* YOUR INSTRUCTIONS: An exact copy of the listing below is required.

* SOURCE DATA:

------------------------------------------------

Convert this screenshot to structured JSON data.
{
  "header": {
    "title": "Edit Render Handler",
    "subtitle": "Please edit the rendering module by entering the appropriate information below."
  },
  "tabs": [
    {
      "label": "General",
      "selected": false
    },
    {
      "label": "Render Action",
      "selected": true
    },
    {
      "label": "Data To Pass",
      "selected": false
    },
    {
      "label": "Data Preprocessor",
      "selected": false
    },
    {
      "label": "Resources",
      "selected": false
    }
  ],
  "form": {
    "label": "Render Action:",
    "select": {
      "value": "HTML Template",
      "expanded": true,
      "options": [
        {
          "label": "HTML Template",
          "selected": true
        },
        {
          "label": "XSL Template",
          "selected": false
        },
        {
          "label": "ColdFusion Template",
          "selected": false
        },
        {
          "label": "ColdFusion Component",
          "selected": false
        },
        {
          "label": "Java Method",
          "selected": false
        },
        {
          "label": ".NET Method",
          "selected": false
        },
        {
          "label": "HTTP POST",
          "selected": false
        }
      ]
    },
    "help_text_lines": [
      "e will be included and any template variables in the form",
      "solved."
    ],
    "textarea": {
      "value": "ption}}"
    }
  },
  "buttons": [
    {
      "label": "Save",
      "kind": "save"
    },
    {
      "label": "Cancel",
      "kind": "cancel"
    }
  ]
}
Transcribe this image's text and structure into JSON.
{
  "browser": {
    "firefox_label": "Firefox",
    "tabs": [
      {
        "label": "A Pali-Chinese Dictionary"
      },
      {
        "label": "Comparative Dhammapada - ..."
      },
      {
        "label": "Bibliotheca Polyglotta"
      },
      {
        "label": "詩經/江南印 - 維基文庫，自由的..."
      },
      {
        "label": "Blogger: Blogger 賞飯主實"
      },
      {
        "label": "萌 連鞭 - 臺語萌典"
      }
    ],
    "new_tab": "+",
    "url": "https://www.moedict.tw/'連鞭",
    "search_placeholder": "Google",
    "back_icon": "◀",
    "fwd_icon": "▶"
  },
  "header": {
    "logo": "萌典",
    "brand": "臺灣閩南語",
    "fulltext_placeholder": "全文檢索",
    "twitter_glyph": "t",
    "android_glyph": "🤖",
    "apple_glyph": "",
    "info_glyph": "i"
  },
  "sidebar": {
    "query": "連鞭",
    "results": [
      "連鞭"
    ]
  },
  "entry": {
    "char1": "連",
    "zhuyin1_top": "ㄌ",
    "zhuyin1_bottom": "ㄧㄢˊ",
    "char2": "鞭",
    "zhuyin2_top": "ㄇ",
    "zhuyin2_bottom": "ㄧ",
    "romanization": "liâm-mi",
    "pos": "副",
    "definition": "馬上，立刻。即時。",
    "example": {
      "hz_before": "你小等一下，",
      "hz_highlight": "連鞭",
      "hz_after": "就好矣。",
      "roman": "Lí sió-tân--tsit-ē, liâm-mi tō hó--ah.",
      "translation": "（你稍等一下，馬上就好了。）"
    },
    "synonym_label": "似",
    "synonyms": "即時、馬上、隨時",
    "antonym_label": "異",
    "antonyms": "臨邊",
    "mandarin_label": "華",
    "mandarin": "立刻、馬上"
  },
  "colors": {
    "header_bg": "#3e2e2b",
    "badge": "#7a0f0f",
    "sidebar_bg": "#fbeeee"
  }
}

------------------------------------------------

* ANSWER BOX:
Convert this screenshot to structured JSON data.
{
  "header": {
    "title": "Edit Render Handler",
    "subtitle": "Please edit the rendering module by entering the appropriate information below."
  },
  "tabs": [
    {
      "label": "General",
      "selected": false
    },
    {
      "label": "Render Action",
      "selected": true
    },
    {
      "label": "Data To Pass",
      "selected": false
    },
    {
      "label": "Data Preprocessor",
      "selected": false
    },
    {
      "label": "Resources",
      "selected": false
    }
  ],
  "form": {
    "label": "Render Action:",
    "select": {
      "value": "HTML Template",
      "expanded": true,
      "options": [
        {
          "label": "HTML Template",
          "selected": true
        },
        {
          "label": "XSL Template",
          "selected": false
        },
        {
          "label": "ColdFusion Template",
          "selected": false
        },
        {
          "label": "ColdFusion Component",
          "selected": false
        },
        {
          "label": "Java Method",
          "selected": false
        },
        {
          "label": ".NET Method",
          "selected": false
        },
        {
          "label": "HTTP POST",
          "selected": false
        }
      ]
    },
    "help_text_lines": [
      "e will be included and any template variables in the form",
      "solved."
    ],
    "textarea": {
      "value": "ption}}"
    }
  },
  "buttons": [
    {
      "label": "Save",
      "kind": "save"
    },
    {
      "label": "Cancel",
      "kind": "cancel"
    }
  ]
}
Transcribe this image's text and structure into JSON.
{
  "browser": {
    "firefox_label": "Firefox",
    "tabs": [
      {
        "label": "A Pali-Chinese Dictionary"
      },
      {
        "label": "Comparative Dhammapada - ..."
      },
      {
        "label": "Bibliotheca Polyglotta"
      },
      {
        "label": "詩經/江南印 - 維基文庫，自由的..."
      },
      {
        "label": "Blogger: Blogger 賞飯主實"
      },
      {
        "label": "萌 連鞭 - 臺語萌典"
      }
    ],
    "new_tab": "+",
    "url": "https://www.moedict.tw/'連鞭",
    "search_placeholder": "Google",
    "back_icon": "◀",
    "fwd_icon": "▶"
  },
  "header": {
    "logo": "萌典",
    "brand": "臺灣閩南語",
    "fulltext_placeholder": "全文檢索",
    "twitter_glyph": "t",
    "android_glyph": "🤖",
    "apple_glyph": "",
    "info_glyph": "i"
  },
  "sidebar": {
    "query": "連鞭",
    "results": [
      "連鞭"
    ]
  },
  "entry": {
    "char1": "連",
    "zhuyin1_top": "ㄌ",
    "zhuyin1_bottom": "ㄧㄢˊ",
    "char2": "鞭",
    "zhuyin2_top": "ㄇ",
    "zhuyin2_bottom": "ㄧ",
    "romanization": "liâm-mi",
    "pos": "副",
    "definition": "馬上，立刻。即時。",
    "example": {
      "hz_before": "你小等一下，",
      "hz_highlight": "連鞭",
      "hz_after": "就好矣。",
      "roman": "Lí sió-tân--tsit-ē, liâm-mi tō hó--ah.",
      "translation": "（你稍等一下，馬上就好了。）"
    },
    "synonym_label": "似",
    "synonyms": "即時、馬上、隨時",
    "antonym_label": "異",
    "antonyms": "臨邊",
    "mandarin_label": "華",
    "mandarin": "立刻、馬上"
  },
  "colors": {
    "header_bg": "#3e2e2b",
    "badge": "#7a0f0f",
    "sidebar_bg": "#fbeeee"
  }
}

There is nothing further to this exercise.